Records for processing
-- Opening Marker --
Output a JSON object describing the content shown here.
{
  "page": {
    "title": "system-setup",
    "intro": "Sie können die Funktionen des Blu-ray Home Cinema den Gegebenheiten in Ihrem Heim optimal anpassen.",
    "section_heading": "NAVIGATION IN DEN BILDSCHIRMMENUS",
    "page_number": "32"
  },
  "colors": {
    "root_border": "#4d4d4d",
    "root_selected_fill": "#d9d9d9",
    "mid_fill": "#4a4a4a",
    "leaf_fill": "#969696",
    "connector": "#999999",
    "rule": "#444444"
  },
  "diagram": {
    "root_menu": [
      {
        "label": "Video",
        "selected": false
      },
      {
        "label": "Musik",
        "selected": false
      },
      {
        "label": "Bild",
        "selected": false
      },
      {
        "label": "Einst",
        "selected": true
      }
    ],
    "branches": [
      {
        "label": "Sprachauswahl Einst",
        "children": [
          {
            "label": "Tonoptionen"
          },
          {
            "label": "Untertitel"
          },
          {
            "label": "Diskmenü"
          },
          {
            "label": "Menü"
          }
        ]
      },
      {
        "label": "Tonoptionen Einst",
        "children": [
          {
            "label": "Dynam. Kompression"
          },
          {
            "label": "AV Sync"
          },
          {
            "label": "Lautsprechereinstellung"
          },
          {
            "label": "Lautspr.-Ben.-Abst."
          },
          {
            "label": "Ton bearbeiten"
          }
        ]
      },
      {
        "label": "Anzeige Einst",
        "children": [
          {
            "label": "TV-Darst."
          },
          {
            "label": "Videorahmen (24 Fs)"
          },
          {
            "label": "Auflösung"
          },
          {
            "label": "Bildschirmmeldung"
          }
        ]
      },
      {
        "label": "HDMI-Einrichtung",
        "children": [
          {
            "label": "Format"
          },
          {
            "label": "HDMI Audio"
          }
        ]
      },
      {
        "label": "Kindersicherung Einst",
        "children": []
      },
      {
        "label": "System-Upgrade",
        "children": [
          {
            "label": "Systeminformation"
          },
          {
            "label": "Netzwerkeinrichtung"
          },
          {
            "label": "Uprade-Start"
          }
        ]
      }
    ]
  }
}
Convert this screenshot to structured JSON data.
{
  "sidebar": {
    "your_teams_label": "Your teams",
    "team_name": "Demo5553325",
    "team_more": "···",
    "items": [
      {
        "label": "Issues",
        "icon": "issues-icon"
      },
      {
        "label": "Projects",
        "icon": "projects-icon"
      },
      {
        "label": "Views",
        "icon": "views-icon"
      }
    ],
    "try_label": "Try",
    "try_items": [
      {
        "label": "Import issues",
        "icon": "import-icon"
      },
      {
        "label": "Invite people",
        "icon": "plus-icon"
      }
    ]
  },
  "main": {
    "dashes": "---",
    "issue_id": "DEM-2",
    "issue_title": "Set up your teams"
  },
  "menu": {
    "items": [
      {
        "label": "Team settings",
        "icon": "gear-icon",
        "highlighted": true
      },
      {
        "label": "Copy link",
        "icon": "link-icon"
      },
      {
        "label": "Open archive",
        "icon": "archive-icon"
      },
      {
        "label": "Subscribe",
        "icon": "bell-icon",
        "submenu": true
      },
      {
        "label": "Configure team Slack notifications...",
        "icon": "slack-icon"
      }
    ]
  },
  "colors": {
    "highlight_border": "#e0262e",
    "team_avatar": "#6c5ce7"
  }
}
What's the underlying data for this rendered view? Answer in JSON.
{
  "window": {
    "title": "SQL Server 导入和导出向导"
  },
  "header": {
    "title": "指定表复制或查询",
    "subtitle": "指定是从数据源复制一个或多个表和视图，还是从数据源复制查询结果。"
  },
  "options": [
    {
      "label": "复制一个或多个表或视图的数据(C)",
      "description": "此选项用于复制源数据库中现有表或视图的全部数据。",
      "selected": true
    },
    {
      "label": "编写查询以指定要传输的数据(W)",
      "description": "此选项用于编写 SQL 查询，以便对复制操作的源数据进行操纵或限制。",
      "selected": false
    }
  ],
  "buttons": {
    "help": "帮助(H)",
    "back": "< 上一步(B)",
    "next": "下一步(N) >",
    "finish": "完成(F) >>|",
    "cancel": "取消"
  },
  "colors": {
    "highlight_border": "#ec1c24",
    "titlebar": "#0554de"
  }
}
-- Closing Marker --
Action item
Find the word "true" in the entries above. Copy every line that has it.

Solution for this problem
        "selected": true
        "highlighted": true
        "submenu": true
      "selected": true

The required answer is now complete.